Your instructions ▸
Repeat the entries that follow from start to finish, keeping every character.

Records from a dataset ▸
◆ ◆ ◆ ◆ ◆ ◆ ◆

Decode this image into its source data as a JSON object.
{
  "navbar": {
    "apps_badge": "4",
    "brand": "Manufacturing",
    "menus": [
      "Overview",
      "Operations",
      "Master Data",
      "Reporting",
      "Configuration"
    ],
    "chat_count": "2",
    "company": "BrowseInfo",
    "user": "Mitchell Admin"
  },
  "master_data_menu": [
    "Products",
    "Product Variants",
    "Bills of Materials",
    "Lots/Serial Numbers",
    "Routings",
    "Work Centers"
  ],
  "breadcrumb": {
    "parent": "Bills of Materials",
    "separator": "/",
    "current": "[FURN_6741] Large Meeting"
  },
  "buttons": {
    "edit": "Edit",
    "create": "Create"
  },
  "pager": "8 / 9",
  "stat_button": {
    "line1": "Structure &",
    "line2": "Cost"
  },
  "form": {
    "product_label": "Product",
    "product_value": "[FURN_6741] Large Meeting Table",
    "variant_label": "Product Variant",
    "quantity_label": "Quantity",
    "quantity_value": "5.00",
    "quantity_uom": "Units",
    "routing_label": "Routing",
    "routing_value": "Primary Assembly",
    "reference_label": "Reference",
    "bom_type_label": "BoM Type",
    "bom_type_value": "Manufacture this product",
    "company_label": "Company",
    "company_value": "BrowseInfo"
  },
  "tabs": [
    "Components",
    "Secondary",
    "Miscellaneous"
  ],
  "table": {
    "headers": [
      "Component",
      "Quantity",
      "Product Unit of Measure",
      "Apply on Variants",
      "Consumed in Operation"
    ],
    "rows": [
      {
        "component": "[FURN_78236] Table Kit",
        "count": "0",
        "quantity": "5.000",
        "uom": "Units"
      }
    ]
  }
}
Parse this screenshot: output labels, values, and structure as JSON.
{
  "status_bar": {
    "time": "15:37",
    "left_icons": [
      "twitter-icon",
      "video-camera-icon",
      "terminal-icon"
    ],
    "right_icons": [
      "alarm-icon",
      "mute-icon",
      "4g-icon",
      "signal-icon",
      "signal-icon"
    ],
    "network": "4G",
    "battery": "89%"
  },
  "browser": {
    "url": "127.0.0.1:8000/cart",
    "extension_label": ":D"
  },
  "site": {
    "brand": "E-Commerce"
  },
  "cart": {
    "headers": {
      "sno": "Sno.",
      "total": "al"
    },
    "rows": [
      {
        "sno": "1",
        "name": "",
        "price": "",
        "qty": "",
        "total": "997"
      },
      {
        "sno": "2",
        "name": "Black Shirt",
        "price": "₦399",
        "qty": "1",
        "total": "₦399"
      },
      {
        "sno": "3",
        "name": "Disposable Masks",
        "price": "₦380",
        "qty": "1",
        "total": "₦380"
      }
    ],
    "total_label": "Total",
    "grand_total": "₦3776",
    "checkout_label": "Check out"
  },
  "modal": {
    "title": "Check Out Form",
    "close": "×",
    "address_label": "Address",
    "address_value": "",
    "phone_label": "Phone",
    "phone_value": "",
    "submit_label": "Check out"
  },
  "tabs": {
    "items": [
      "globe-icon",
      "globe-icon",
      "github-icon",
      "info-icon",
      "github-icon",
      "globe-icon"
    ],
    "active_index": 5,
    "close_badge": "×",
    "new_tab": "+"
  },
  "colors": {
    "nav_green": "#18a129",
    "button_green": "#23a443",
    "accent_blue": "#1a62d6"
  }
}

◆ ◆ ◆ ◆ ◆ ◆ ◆

Answer below ▸
Decode this image into its source data as a JSON object.
{
  "navbar": {
    "apps_badge": "4",
    "brand": "Manufacturing",
    "menus": [
      "Overview",
      "Operations",
      "Master Data",
      "Reporting",
      "Configuration"
    ],
    "chat_count": "2",
    "company": "BrowseInfo",
    "user": "Mitchell Admin"
  },
  "master_data_menu": [
    "Products",
    "Product Variants",
    "Bills of Materials",
    "Lots/Serial Numbers",
    "Routings",
    "Work Centers"
  ],
  "breadcrumb": {
    "parent": "Bills of Materials",
    "separator": "/",
    "current": "[FURN_6741] Large Meeting"
  },
  "buttons": {
    "edit": "Edit",
    "create": "Create"
  },
  "pager": "8 / 9",
  "stat_button": {
    "line1": "Structure &",
    "line2": "Cost"
  },
  "form": {
    "product_label": "Product",
    "product_value": "[FURN_6741] Large Meeting Table",
    "variant_label": "Product Variant",
    "quantity_label": "Quantity",
    "quantity_value": "5.00",
    "quantity_uom": "Units",
    "routing_label": "Routing",
    "routing_value": "Primary Assembly",
    "reference_label": "Reference",
    "bom_type_label": "BoM Type",
    "bom_type_value": "Manufacture this product",
    "company_label": "Company",
    "company_value": "BrowseInfo"
  },
  "tabs": [
    "Components",
    "Secondary",
    "Miscellaneous"
  ],
  "table": {
    "headers": [
      "Component",
      "Quantity",
      "Product Unit of Measure",
      "Apply on Variants",
      "Consumed in Operation"
    ],
    "rows": [
      {
        "component": "[FURN_78236] Table Kit",
        "count": "0",
        "quantity": "5.000",
        "uom": "Units"
      }
    ]
  }
}
Parse this screenshot: output labels, values, and structure as JSON.
{
  "status_bar": {
    "time": "15:37",
    "left_icons": [
      "twitter-icon",
      "video-camera-icon",
      "terminal-icon"
    ],
    "right_icons": [
      "alarm-icon",
      "mute-icon",
      "4g-icon",
      "signal-icon",
      "signal-icon"
    ],
    "network": "4G",
    "battery": "89%"
  },
  "browser": {
    "url": "127.0.0.1:8000/cart",
    "extension_label": ":D"
  },
  "site": {
    "brand": "E-Commerce"
  },
  "cart": {
    "headers": {
      "sno": "Sno.",
      "total": "al"
    },
    "rows": [
      {
        "sno": "1",
        "name": "",
        "price": "",
        "qty": "",
        "total": "997"
      },
      {
        "sno": "2",
        "name": "Black Shirt",
        "price": "₦399",
        "qty": "1",
        "total": "₦399"
      },
      {
        "sno": "3",
        "name": "Disposable Masks",
        "price": "₦380",
        "qty": "1",
        "total": "₦380"
      }
    ],
    "total_label": "Total",
    "grand_total": "₦3776",
    "checkout_label": "Check out"
  },
  "modal": {
    "title": "Check Out Form",
    "close": "×",
    "address_label": "Address",
    "address_value": "",
    "phone_label": "Phone",
    "phone_value": "",
    "submit_label": "Check out"
  },
  "tabs": {
    "items": [
      "globe-icon",
      "globe-icon",
      "github-icon",
      "info-icon",
      "github-icon",
      "globe-icon"
    ],
    "active_index": 5,
    "close_badge": "×",
    "new_tab": "+"
  },
  "colors": {
    "nav_green": "#18a129",
    "button_green": "#23a443",
    "accent_blue": "#1a62d6"
  }
}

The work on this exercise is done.